Risk aversion is a common behavior universal to humans and animals alike. Economists have traditionally defined risk preferences by the curvature of the utility function. Psychologists and behavioral economists also make use of concepts such as loss aversion and probability weighting to model risk aversion. Neurophysiological evidence suggests that loss aversion has its origins in relatively ancient neural circuitries (e.g., ventral striatum). Could there thus be an evolutionary origin to risk avoidance? We study this question by evolving strategies that adapt to play the equivalent mean payoff gamble.

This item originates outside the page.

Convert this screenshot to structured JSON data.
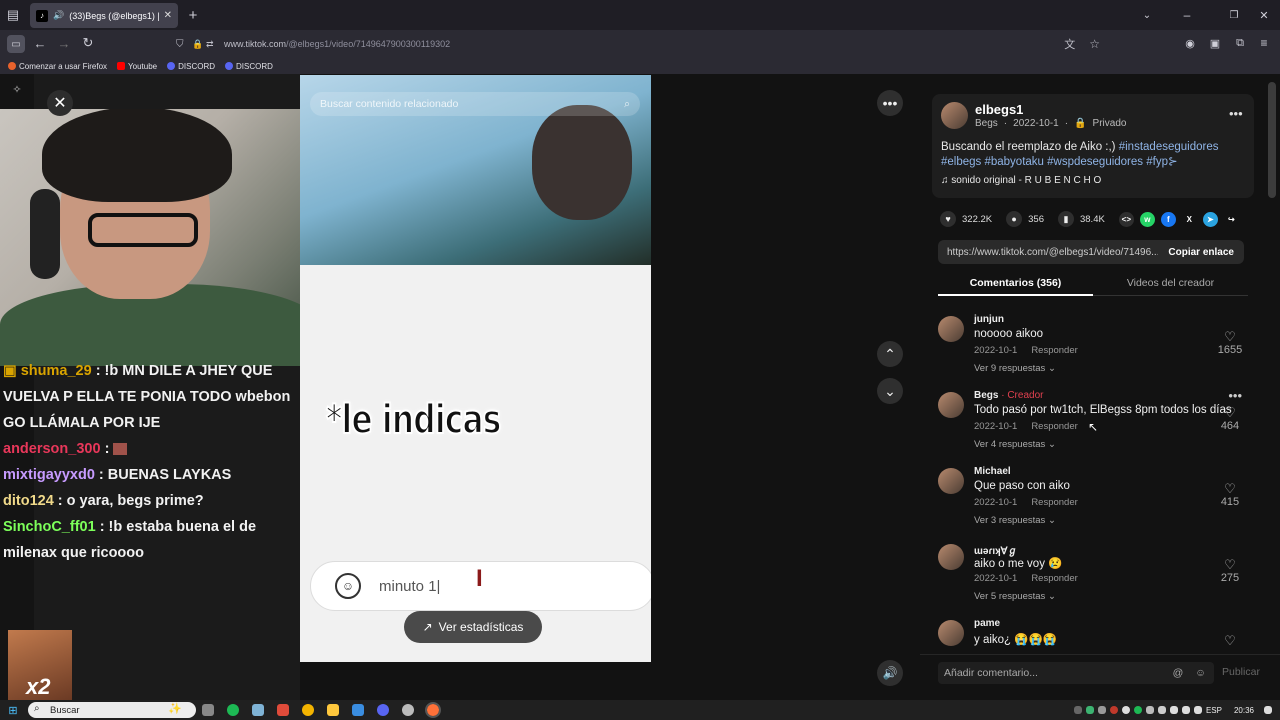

We hypothesize that risk aversion in the equivalent mean payoff gamble is beneficial as an adaptation to living in small groups, and find that a preference for risk averse strategies only evolves in small populations of less than 1,000 individuals, while agents exhibit no such strategy preference in larger populations. Further, we discover that risk aversion can also evolve in larger populations, but only when the population is segmented into small groups of around 150 individuals. Finally, we observe that risk aversion only evolves when the gamble is a rare event that has a large impact on the individual's fitness. These findings align with earlier reports that humans lived in small groups for a large portion of their evolutionary history. As such, we suggest that rare, high-risk, high-payoff events such as mating and mate competition could have driven the evolution of risk averse behavior in humans living in small groups.
Risk aversion as an evolutionary adaptation
Arend Hintze, Randal S. Olson, Christoph Adami, Ralph Hertwig